### Exercise requirements
Your task is to copy every record exactly.

::::::::::

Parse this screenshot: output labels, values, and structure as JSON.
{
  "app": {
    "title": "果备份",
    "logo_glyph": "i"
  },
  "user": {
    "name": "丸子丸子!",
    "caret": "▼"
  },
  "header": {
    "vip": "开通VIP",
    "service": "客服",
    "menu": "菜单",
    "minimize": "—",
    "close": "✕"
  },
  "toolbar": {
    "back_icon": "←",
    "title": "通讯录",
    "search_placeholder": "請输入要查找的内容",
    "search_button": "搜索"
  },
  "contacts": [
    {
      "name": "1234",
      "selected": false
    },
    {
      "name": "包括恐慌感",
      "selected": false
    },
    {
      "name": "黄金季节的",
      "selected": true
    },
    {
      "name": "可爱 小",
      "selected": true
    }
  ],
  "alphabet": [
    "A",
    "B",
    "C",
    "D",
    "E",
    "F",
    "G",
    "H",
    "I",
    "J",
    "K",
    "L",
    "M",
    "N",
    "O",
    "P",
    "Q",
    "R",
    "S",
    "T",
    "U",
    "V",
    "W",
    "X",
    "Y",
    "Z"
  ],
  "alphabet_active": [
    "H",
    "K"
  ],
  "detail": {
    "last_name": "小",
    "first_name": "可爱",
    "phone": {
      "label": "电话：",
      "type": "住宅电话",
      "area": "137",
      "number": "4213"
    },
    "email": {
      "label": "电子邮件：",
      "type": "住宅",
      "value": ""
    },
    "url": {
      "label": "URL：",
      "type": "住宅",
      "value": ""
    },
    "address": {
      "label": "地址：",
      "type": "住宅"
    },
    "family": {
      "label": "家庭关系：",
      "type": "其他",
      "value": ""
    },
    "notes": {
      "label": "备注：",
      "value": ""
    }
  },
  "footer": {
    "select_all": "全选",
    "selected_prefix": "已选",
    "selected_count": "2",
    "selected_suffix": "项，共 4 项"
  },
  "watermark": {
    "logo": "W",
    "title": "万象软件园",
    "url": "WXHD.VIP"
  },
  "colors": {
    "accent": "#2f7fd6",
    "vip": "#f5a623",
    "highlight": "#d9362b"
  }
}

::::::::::

### Result for this exercise
Parse this screenshot: output labels, values, and structure as JSON.
{
  "app": {
    "title": "果备份",
    "logo_glyph": "i"
  },
  "user": {
    "name": "丸子丸子!",
    "caret": "▼"
  },
  "header": {
    "vip": "开通VIP",
    "service": "客服",
    "menu": "菜单",
    "minimize": "—",
    "close": "✕"
  },
  "toolbar": {
    "back_icon": "←",
    "title": "通讯录",
    "search_placeholder": "請输入要查找的内容",
    "search_button": "搜索"
  },
  "contacts": [
    {
      "name": "1234",
      "selected": false
    },
    {
      "name": "包括恐慌感",
      "selected": false
    },
    {
      "name": "黄金季节的",
      "selected": true
    },
    {
      "name": "可爱 小",
      "selected": true
    }
  ],
  "alphabet": [
    "A",
    "B",
    "C",
    "D",
    "E",
    "F",
    "G",
    "H",
    "I",
    "J",
    "K",
    "L",
    "M",
    "N",
    "O",
    "P",
    "Q",
    "R",
    "S",
    "T",
    "U",
    "V",
    "W",
    "X",
    "Y",
    "Z"
  ],
  "alphabet_active": [
    "H",
    "K"
  ],
  "detail": {
    "last_name": "小",
    "first_name": "可爱",
    "phone": {
      "label": "电话：",
      "type": "住宅电话",
      "area": "137",
      "number": "4213"
    },
    "email": {
      "label": "电子邮件：",
      "type": "住宅",
      "value": ""
    },
    "url": {
      "label": "URL：",
      "type": "住宅",
      "value": ""
    },
    "address": {
      "label": "地址：",
      "type": "住宅"
    },
    "family": {
      "label": "家庭关系：",
      "type": "其他",
      "value": ""
    },
    "notes": {
      "label": "备注：",
      "value": ""
    }
  },
  "footer": {
    "select_all": "全选",
    "selected_prefix": "已选",
    "selected_count": "2",
    "selected_suffix": "项，共 4 项"
  },
  "watermark": {
    "logo": "W",
    "title": "万象软件园",
    "url": "WXHD.VIP"
  },
  "colors": {
    "accent": "#2f7fd6",
    "vip": "#f5a623",
    "highlight": "#d9362b"
  }
}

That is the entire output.